The Bull Ant. Where I grew up there is a particular ant, the Bull Ant, which I remember being fascinated by as a kid. They are so animated, and seem to be ready to take on any creature regardless of its size. When I come across a lone Bull Ant hiking, I swear just as I’m about to step over it, it’s staring at me preparing for battle. ‘Ant’ is also the shortened form of my name which I've always preferred, and I like to think I embody ant-like characteristics such as strength, hard work and being a team member.  

What is your astrological sign?
Sagittarius.

Tell us one fun fact about yourself.
I am a Bonsai enthusiast. It’s a bit hard to pursue the hobby as I'm often away from home, but there is a lovely couple (Mum & Dad) to whom I have entrusted keeping them watered and fertilised. I get so excited when I see new growth on my planties and love taking my time shaping these living art forms.
                        
What do you love about Bali? 
The plant life. From the jungles, the beautiful gardens with awesome trees you find in temples; to even the interesting looking plants that sprout from the footpaths. This place is so fertile and lush compared to where I’m from, and vegetation seems to grow out of everything. I love exploring quiet, winding roads on the scooter and seeing cool trees with their huge roots grasping the road’s edge and vine-covered limbs towering above.   

What's your favorite place to eat in Ubud? 
The Elephant, with their awesome chili jam.

What are your three top travel tips? 
Get up early, don’t waste the day.
Avoid planning lots of different activities for a single day. It’s hard to enjoy things when you’re looking at the clock.
Always carry water.

What book are you reading right now? 
Wuthering Heights.

Three songs on your playlist right now? 
I don’t do the digitals but the last three records I bought were Dr. Dre ‘2001’, Alicia Keys ‘Songs in A Minor’ and Al Green’s Greatest Hits; which is on green coloured vinyl!  

One thing you're really good at: 
Beatboxing.

One thing you're epically bad at: 
Winking. I’m facially uncoordinated.

What do you do for fun? 
Singing, dancing and being merry with loved ones.

What's your biggest pet peeve? 
Littering.

How did you make your first dollar? 
Child labour. I would pull a specific weed from our paddock, and Dad paid me one dollar for every wheelbarrow I filled.

What are the three qualities that got you where you are today?
Hard work, honesty, and a sense of humour. 

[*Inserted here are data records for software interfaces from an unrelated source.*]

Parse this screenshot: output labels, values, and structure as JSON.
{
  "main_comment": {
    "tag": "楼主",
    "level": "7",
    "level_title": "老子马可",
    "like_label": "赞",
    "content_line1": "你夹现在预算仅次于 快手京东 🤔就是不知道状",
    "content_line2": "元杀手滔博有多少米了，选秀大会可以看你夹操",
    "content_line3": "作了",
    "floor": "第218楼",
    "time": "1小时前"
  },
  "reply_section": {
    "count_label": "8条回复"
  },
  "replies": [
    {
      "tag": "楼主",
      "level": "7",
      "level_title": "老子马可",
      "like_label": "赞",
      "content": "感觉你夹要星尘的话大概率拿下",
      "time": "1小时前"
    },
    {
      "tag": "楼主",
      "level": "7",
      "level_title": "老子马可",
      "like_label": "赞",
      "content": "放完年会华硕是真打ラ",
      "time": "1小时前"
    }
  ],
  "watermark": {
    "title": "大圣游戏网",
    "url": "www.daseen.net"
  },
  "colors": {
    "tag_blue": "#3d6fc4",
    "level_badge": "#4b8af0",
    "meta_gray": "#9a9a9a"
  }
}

What's your favorite thing about being a yoga teacher?  
The people you meet. It's amazing how people from totally different walks of life can come together and beautifully share the practice of yoga.

What's your biggest challenge as a yoga teacher?  
Not spreading yourself too thin. Saving time for yourself and your own practice.

What are you working on in your own practice? 
The breath. Always working on a deeper, longer, more masterful expression of my most essential function.

What's your favorite yoga pose, and why?
Ustrasana. Give me nine full breaths in camel and I’m glowing.

What's your favorite quote?
‘Knowledge speaks, but wisdom listens’ ~Jimi Hendrix

What advice would you give to your younger self? 
Life’s simple, not easy. Find your purpose in life, and never give up.  

Anthony is based in Perth and is assisting Zuna Yoga's 200 hour and 300 hour Bali yoga teacher trainings. Learn more about our staff here!